During my spell with an example which had apparently run 8,520 miles and had needed a new speedometer before I took over, a front splash shield apparently made of compressed cardboard fell down and had to be torn off, the back-compartment ash-tray fell out, and then the FoMoCo rubber cap on the water pump split and let out all the coolant—there wasn’t a screwdriver in the car and one Ford dealer had never seen the part required, but it was efficiently replaced by Ravenhill, the Hereford Ford dealers.

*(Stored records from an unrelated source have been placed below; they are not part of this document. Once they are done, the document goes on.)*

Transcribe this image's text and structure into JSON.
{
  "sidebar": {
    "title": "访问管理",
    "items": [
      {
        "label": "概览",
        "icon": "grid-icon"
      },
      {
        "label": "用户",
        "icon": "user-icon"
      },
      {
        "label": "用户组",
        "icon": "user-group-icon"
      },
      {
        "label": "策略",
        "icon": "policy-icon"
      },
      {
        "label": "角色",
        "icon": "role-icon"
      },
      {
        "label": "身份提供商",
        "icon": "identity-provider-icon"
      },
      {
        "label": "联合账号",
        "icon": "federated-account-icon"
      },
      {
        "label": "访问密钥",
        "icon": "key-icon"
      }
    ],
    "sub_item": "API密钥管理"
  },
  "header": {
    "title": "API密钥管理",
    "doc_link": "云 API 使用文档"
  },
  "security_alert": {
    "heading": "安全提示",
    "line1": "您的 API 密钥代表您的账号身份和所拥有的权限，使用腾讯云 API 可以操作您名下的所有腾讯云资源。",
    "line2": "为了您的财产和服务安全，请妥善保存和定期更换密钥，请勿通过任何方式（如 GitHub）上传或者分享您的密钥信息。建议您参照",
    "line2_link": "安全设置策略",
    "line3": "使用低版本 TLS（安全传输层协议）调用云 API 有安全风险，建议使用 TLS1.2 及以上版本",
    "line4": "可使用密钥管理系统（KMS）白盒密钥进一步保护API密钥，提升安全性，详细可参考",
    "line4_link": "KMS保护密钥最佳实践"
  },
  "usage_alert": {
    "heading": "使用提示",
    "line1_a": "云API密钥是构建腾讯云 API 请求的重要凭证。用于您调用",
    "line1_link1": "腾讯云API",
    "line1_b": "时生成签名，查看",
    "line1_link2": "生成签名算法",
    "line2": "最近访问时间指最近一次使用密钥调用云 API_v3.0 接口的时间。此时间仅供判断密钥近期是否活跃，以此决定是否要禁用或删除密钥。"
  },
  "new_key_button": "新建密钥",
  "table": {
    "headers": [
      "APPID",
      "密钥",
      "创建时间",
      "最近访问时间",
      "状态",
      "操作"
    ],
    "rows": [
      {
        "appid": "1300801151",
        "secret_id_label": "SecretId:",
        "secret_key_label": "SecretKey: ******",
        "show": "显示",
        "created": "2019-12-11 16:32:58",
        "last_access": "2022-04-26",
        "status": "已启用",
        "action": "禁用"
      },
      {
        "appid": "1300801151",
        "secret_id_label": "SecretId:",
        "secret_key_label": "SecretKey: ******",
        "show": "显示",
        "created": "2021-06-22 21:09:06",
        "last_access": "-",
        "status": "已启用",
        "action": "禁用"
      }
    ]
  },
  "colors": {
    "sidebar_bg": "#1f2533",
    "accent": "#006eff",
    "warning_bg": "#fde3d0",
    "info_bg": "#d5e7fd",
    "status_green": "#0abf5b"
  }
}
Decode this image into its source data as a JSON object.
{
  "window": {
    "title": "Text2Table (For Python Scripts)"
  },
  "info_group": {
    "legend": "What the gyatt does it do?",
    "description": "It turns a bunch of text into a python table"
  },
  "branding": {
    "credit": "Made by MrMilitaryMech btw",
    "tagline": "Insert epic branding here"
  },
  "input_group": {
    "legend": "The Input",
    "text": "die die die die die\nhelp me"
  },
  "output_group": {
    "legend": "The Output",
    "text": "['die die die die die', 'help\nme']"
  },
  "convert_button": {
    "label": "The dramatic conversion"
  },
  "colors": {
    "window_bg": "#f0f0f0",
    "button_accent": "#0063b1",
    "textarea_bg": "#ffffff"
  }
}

To sum up, the Granada created a very favourable impression, writing before the breakdown, and it is clear that Ford of Britain has entered a fresh market with this highly commendable car. As I had but twelve days’ experience of it, I am not yet prepared to say whether it can be regarded as the patriot’s substitute for a BMW but it could well represent the thrifty man’s XJ6, for those prepared to overlook the vulgarity of its interior décor. For Ford, the Granada sets new levels of road-holding, ride and handling which are most welcome, and these qualities are allied to the quiet running of the true luxury car. As the Granada GXL is particularly full equipped, the value offered for £2,091.61 is indeed remarkable. And remember that this is the top model of the range. If the manual transmission version of the Granada is preferred, there is a saving of £100, and then there are the Ford Consuls, which offer the same standards of handling and ride at much lower prices. It seems that Ford cannot fail to do extremely well with these new cars, because they are so enjoyable to drive and to ride in.

W. B.